A combination of panels to block bypass flow and opening vents on the sides of the engine to give the bypass air a place to exit. There are vanes in the vents, which redirect the flow forwards. Cascade reversers are a more practical reverse thrust mechanism for high-bypass turbofans than clamshell reversers, for the reasons mentioned already. Not many (or any, maybe?) low-bypass engined aircraft employ cascade reversers simply because there's not enough bypass air to slow the aircraft effectively enough.
A variation on the cascade reverser. Bypass air is redirected out of a vent and forward (by the petals). Like the cascade reverser, petal reversers are usually only used on high-bypass engine aircraft.
Oly720man From United Kingdom, joined May 2004, 6734 posts, RR: 11
Reply 12, posted (10 years 3 months 3 weeks 4 days 1 hour ago) and read 5964 times:
Thrust reverser design is a bit of a black art. The 360 deg cascade on most aircraft are rather complicated because the cascades need to be designed with respect to the location on the engine. Those at the bottom of the engine try to direct the flow sideways rather than directly forward so that any debris isn't blown back onto the engine nacelle or reingested. Similarly those that might blow onto a surface on the aircraft (like on the CRJ700 where the fuselage and horizontal stabilizer might be affected) need to direct the flow away as well as forwards.
The 4 door version on the CFM engines avoids this problem. It also has the advantage that they are solid deflector doors that will act as air brakes which are more efficient than just a jet directed forwards, so the area they occupy is smaller.
The bucket reversers on the 737-200 used to be vertical before it was found that the reverse thrust directed straight down was affecting braking performance.
The ironic thing about reversers is that they are not part of any certification process, the aircraft should be able to land and stop on the brakes alone. They are there to reduce the runway length for landing and increase brake life.
CitationJet From United States of America, joined Mar 2003, 2438 posts, RR: 3
Reply 13, posted (10 years 3 months 3 weeks 3 days 23 hours ago) and read 5954 times:
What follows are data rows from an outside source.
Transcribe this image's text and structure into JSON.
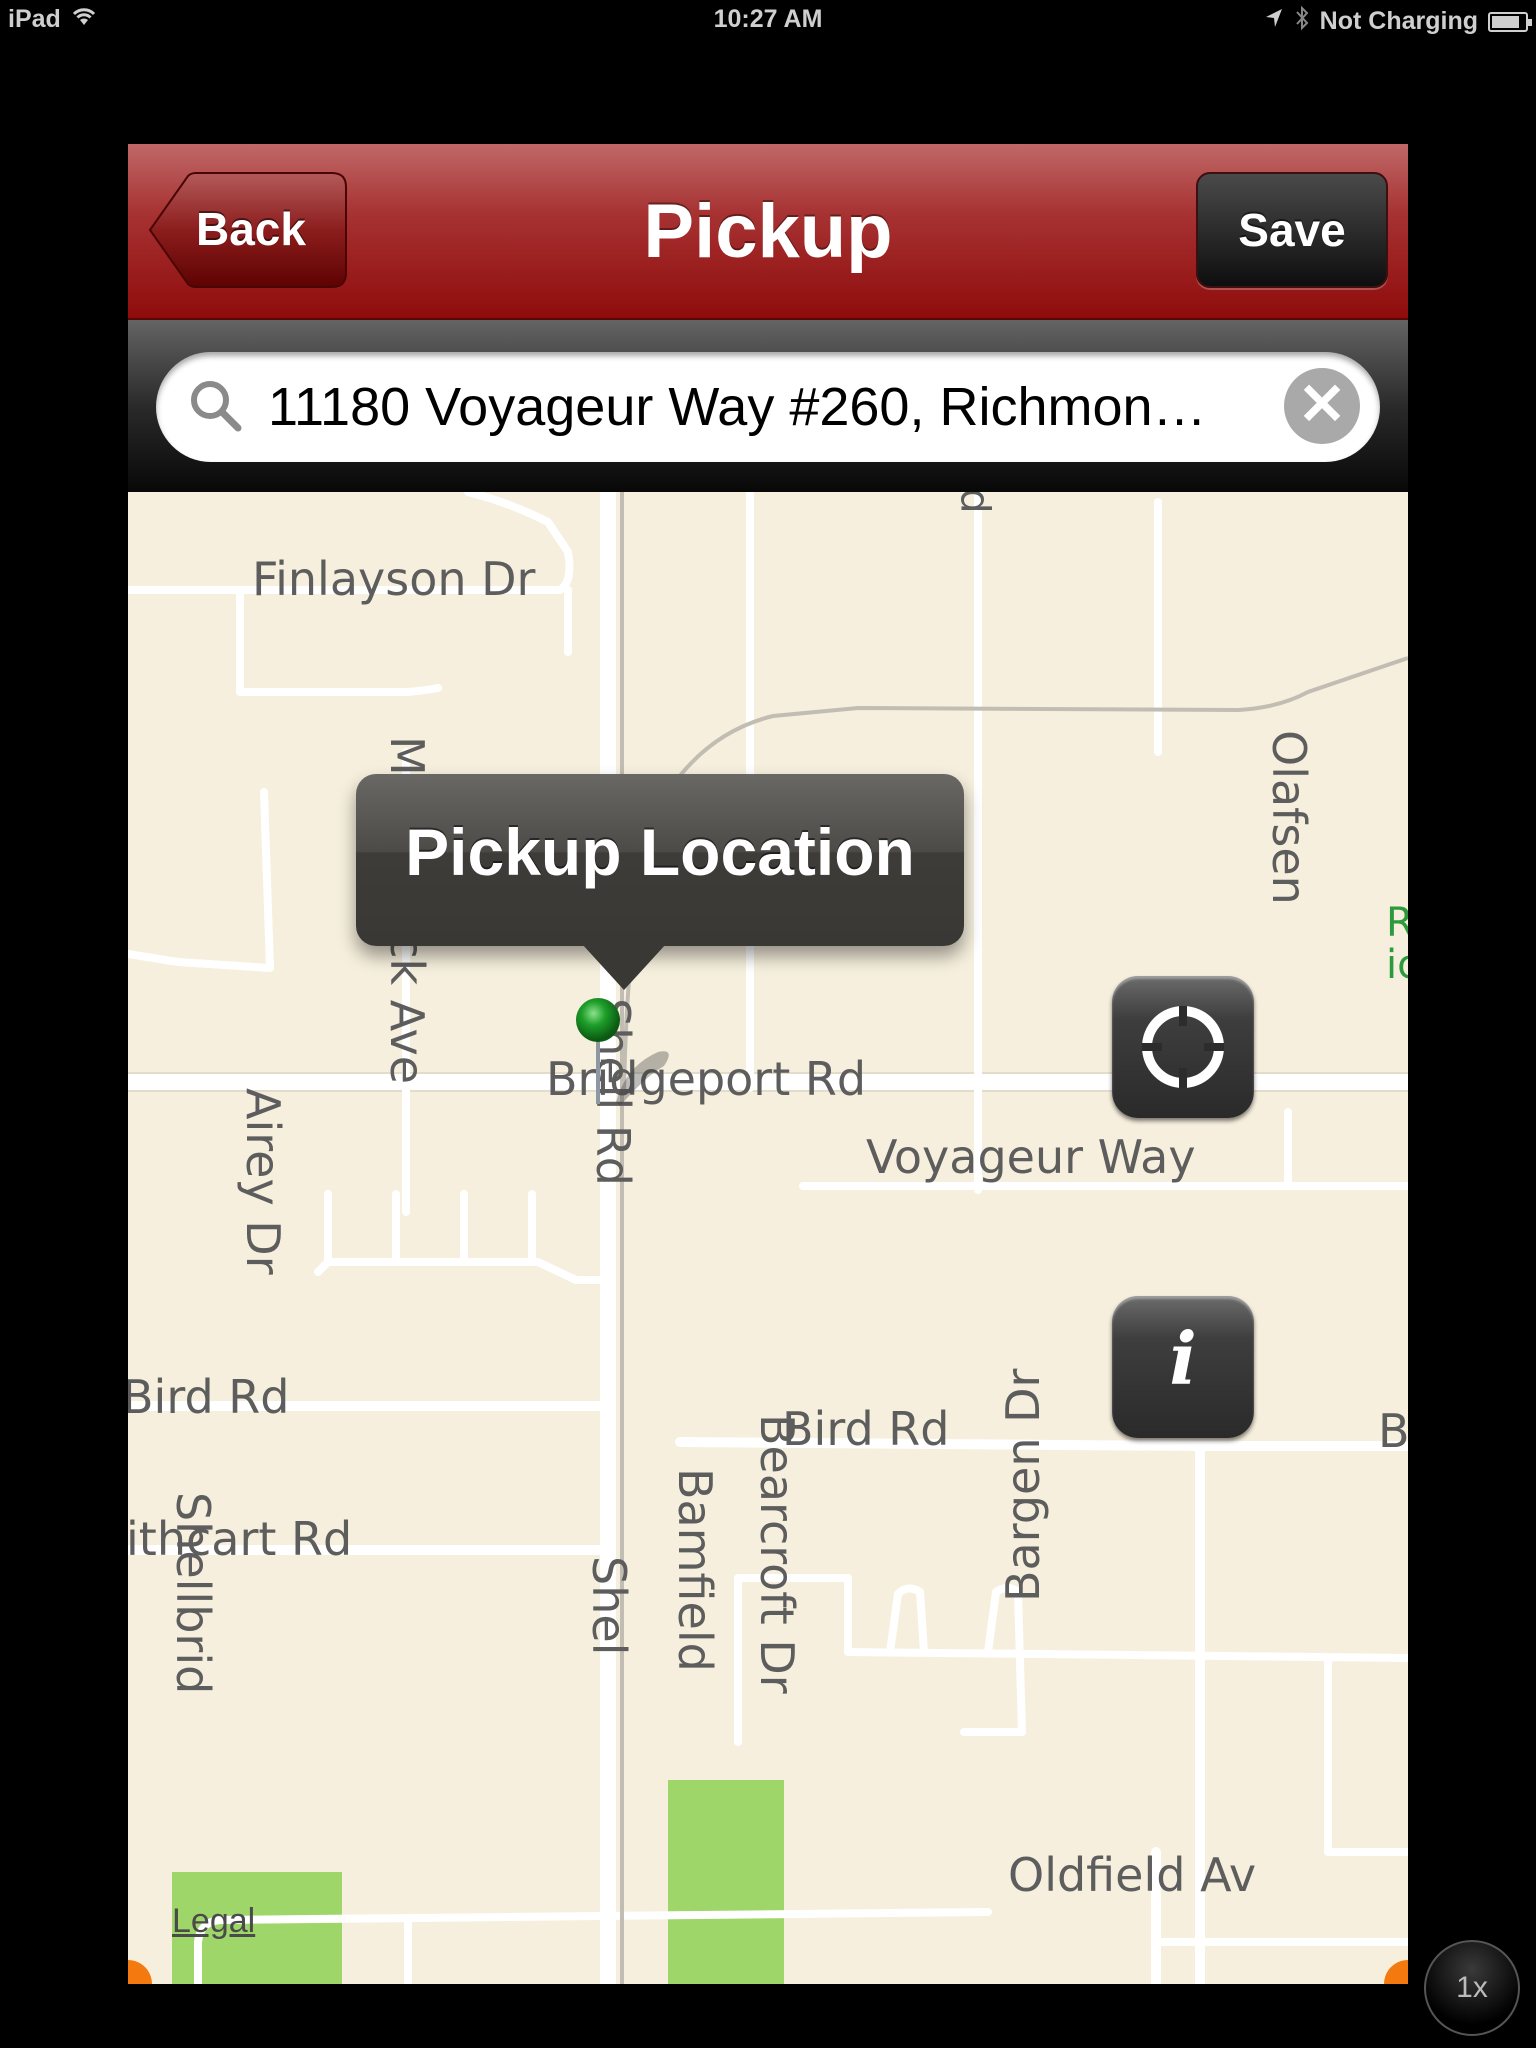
{
  "status_bar": {
    "device": "iPad",
    "time": "10:27 AM",
    "charging_status": "Not Charging",
    "battery_level": 0.85,
    "icons": [
      "wifi-icon",
      "location-arrow-icon",
      "bluetooth-icon",
      "battery-icon"
    ]
  },
  "navbar": {
    "title": "Pickup",
    "back_label": "Back",
    "save_label": "Save"
  },
  "search": {
    "value": "11180 Voyageur Way #260, Richmon…",
    "icon": "search-icon",
    "clear_icon": "clear-icon"
  },
  "map": {
    "callout_title": "Pickup Location",
    "pin_color": "#1e9e2a",
    "legal_label": "Legal",
    "streets": {
      "finlayson": "Finlayson Dr",
      "mckessock": "McKessock Ave",
      "bridgeport": "Bridgeport Rd",
      "airey": "Airey Dr",
      "shell": "Shell Rd",
      "voyageur": "Voyageur Way",
      "olafsen": "Olafsen",
      "bird_left": "Bird Rd",
      "bird_center": "Bird Rd",
      "bird_right": "Bi",
      "cathcart": "ithcart Rd",
      "shellbridge": "Shellbrid",
      "shell_bottom": "Shel",
      "bamfield": "Bamfield",
      "bearcroft": "Bearcroft Dr",
      "bargen": "Bargen Dr",
      "oldfield": "Oldfield Av",
      "top_partial": "d",
      "green_partial_1": "Ri",
      "green_partial_2": "ic"
    },
    "controls": {
      "locate_icon": "crosshair-icon",
      "info_label": "i"
    }
  },
  "zoom_indicator": "1x",
  "colors": {
    "navbar_red": "#a01818",
    "map_bg": "#f6efdd",
    "park_green": "#9fd66a",
    "callout_bg": "#44423f"
  }
}
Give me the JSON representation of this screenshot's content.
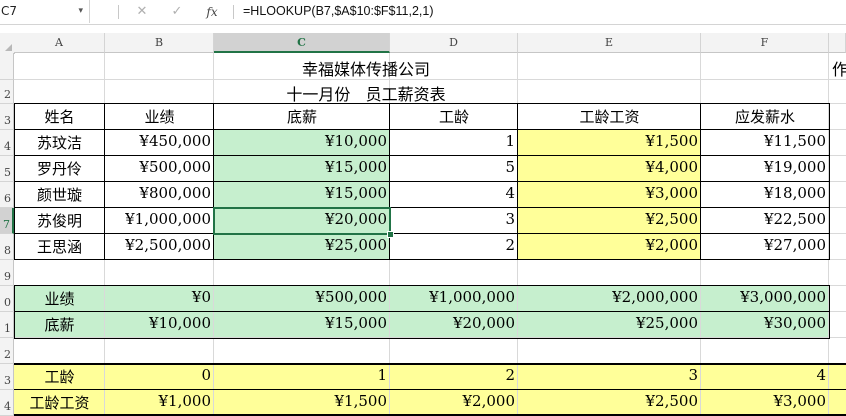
{
  "formula_bar": {
    "name_box": "C7",
    "name_box_arrow": "▾",
    "cancel_icon": "✕",
    "enter_icon": "✓",
    "fx_label": "fx",
    "formula": "=HLOOKUP(B7,$A$10:$F$11,2,1)"
  },
  "column_headers": [
    "A",
    "B",
    "C",
    "D",
    "E",
    "F"
  ],
  "selected_column": "C",
  "row_headers": [
    "",
    "2",
    "3",
    "4",
    "5",
    "6",
    "7",
    "8",
    "9",
    "0",
    "1",
    "2",
    "3",
    "4"
  ],
  "selected_row": "7",
  "cell_colors": {
    "green_fill": "#c6efce",
    "yellow_fill": "#ffff99",
    "selection": "#217346"
  },
  "sheet": {
    "company_title": "幸福媒体传播公司",
    "overflow_text": "作",
    "table_title": "十一月份   员工薪资表",
    "salary_table": {
      "headers": [
        "姓名",
        "业绩",
        "底薪",
        "工龄",
        "工龄工资",
        "应发薪水"
      ],
      "rows": [
        [
          "苏玟洁",
          "¥450,000",
          "¥10,000",
          "1",
          "¥1,500",
          "¥11,500"
        ],
        [
          "罗丹伶",
          "¥500,000",
          "¥15,000",
          "5",
          "¥4,000",
          "¥19,000"
        ],
        [
          "颜世璇",
          "¥800,000",
          "¥15,000",
          "4",
          "¥3,000",
          "¥18,000"
        ],
        [
          "苏俊明",
          "¥1,000,000",
          "¥20,000",
          "3",
          "¥2,500",
          "¥22,500"
        ],
        [
          "王思涵",
          "¥2,500,000",
          "¥25,000",
          "2",
          "¥2,000",
          "¥27,000"
        ]
      ]
    },
    "lookup_table_1": {
      "rows": [
        [
          "业绩",
          "¥0",
          "¥500,000",
          "¥1,000,000",
          "¥2,000,000",
          "¥3,000,000"
        ],
        [
          "底薪",
          "¥10,000",
          "¥15,000",
          "¥20,000",
          "¥25,000",
          "¥30,000"
        ]
      ]
    },
    "lookup_table_2": {
      "rows": [
        [
          "工龄",
          "0",
          "1",
          "2",
          "3",
          "4"
        ],
        [
          "工龄工资",
          "¥1,000",
          "¥1,500",
          "¥2,000",
          "¥2,500",
          "¥3,000"
        ]
      ]
    }
  }
}
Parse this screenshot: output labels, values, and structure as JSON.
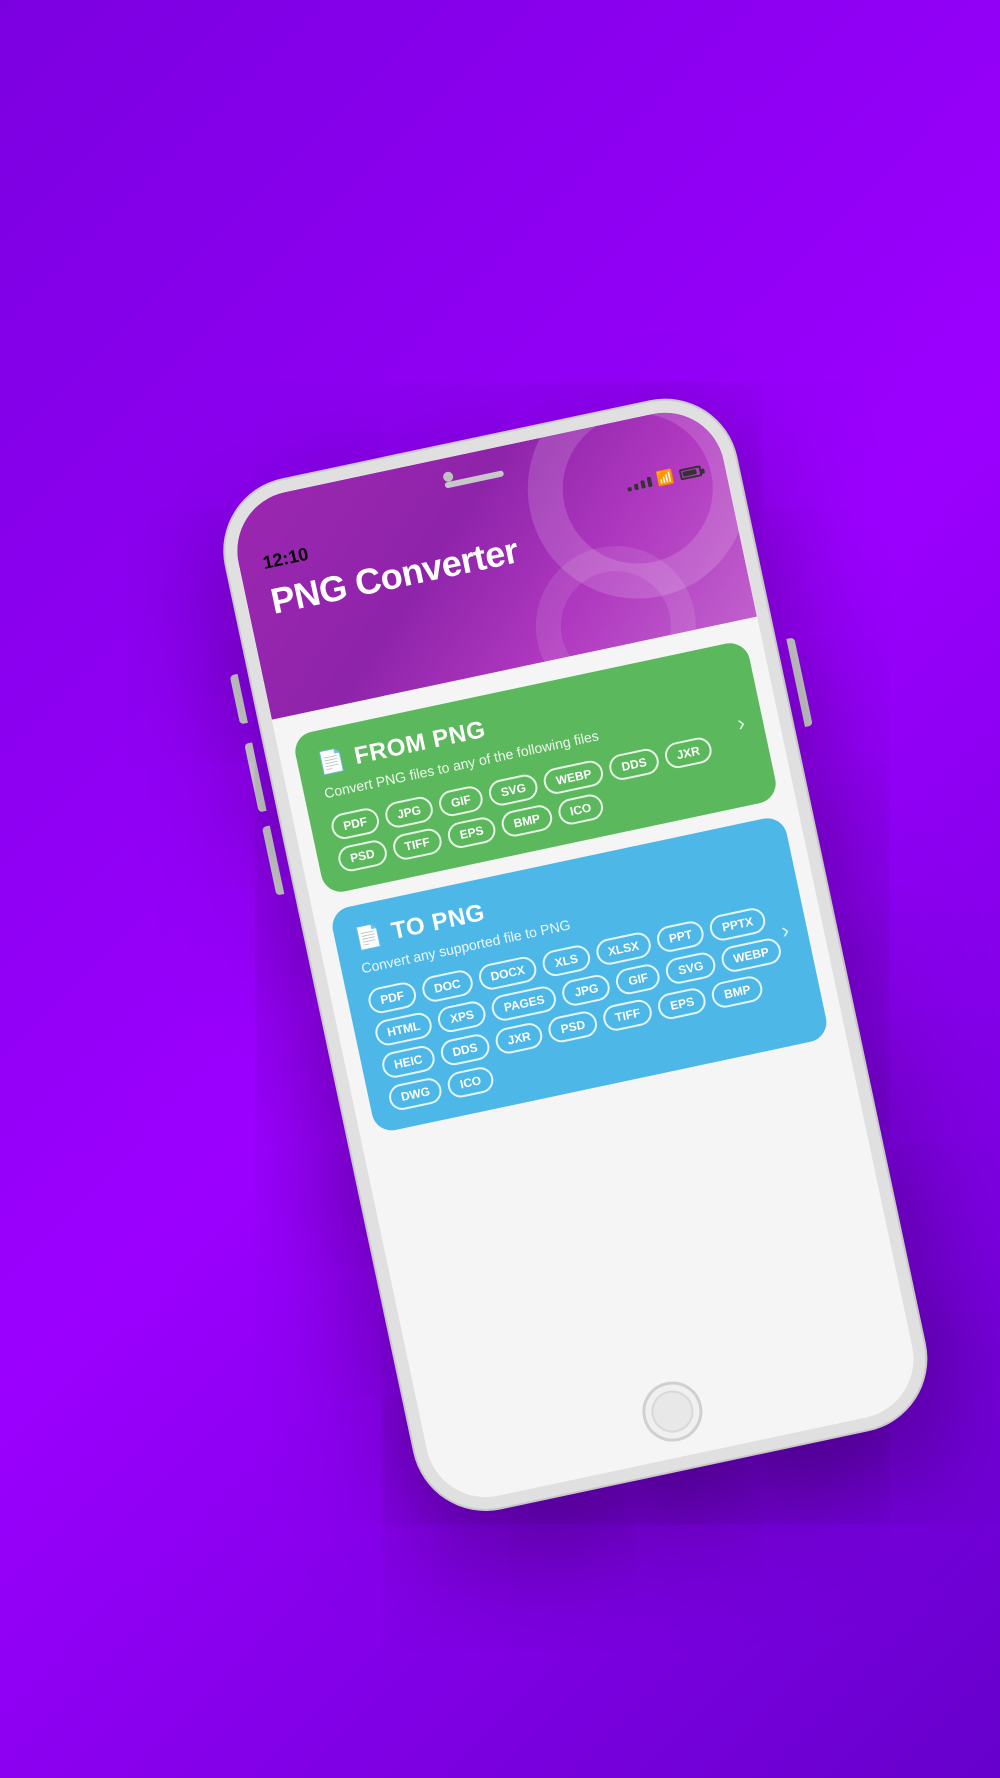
{
  "background": {
    "color": "#8800ee"
  },
  "status_bar": {
    "time": "12:10"
  },
  "header": {
    "title": "PNG Converter"
  },
  "from_png_card": {
    "title": "FROM PNG",
    "description": "Convert PNG files to any of the following files",
    "arrow": "›",
    "formats": [
      "PDF",
      "JPG",
      "GIF",
      "SVG",
      "WEBP",
      "DDS",
      "JXR",
      "PSD",
      "TIFF",
      "EPS",
      "BMP",
      "ICO"
    ]
  },
  "to_png_card": {
    "title": "TO PNG",
    "description": "Convert any supported file to PNG",
    "arrow": "›",
    "formats": [
      "PDF",
      "DOC",
      "DOCX",
      "XLS",
      "XLSX",
      "PPT",
      "PPTX",
      "HTML",
      "XPS",
      "PAGES",
      "JPG",
      "GIF",
      "SVG",
      "WEBP",
      "HEIC",
      "DDS",
      "JXR",
      "PSD",
      "TIFF",
      "EPS",
      "BMP",
      "DWG",
      "ICO"
    ]
  }
}
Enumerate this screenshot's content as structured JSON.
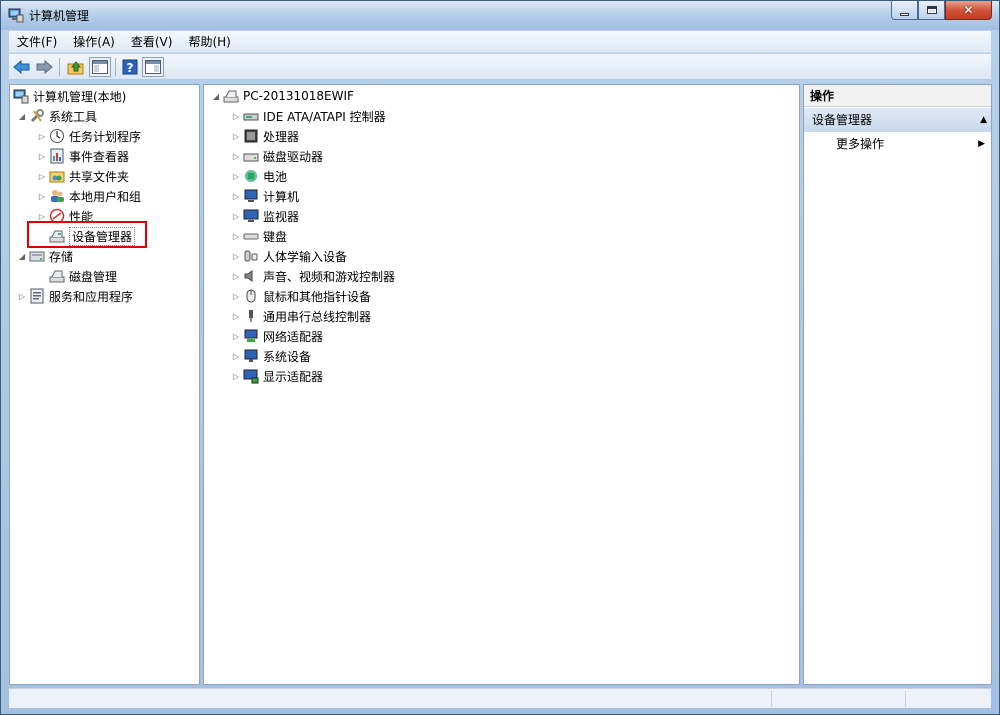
{
  "window": {
    "title": "计算机管理"
  },
  "menu": [
    "文件(F)",
    "操作(A)",
    "查看(V)",
    "帮助(H)"
  ],
  "toolbar": {
    "buttons": [
      "back-icon",
      "forward-icon",
      "up-folder-icon",
      "show-hide-console-tree-icon",
      "help-icon",
      "show-hide-action-pane-icon"
    ]
  },
  "left_tree": {
    "root": "计算机管理(本地)",
    "system_tools": "系统工具",
    "task_scheduler": "任务计划程序",
    "event_viewer": "事件查看器",
    "shared_folders": "共享文件夹",
    "local_users": "本地用户和组",
    "performance": "性能",
    "device_manager": "设备管理器",
    "storage": "存储",
    "disk_management": "磁盘管理",
    "services_apps": "服务和应用程序"
  },
  "device_tree": {
    "computer": "PC-20131018EWIF",
    "categories": [
      "IDE ATA/ATAPI 控制器",
      "处理器",
      "磁盘驱动器",
      "电池",
      "计算机",
      "监视器",
      "键盘",
      "人体学输入设备",
      "声音、视频和游戏控制器",
      "鼠标和其他指针设备",
      "通用串行总线控制器",
      "网络适配器",
      "系统设备",
      "显示适配器"
    ]
  },
  "actions": {
    "title": "操作",
    "section": "设备管理器",
    "more": "更多操作"
  },
  "colors": {
    "highlight_box": "#e00000",
    "titlebar": "#b8cfe9",
    "close_button": "#c23b22"
  }
}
The Citation X (Model 750) has clamshell reversers. During development testing, it was discovered that the nose gear could come off the ground under light weight, high thrust reversing. The solution was to put "spacers" at the back of the clamshells so that they wouldn't completely contact and close off the reverse flow. This reduced the effectiveness of the reversers and kept the nose gear on the ground.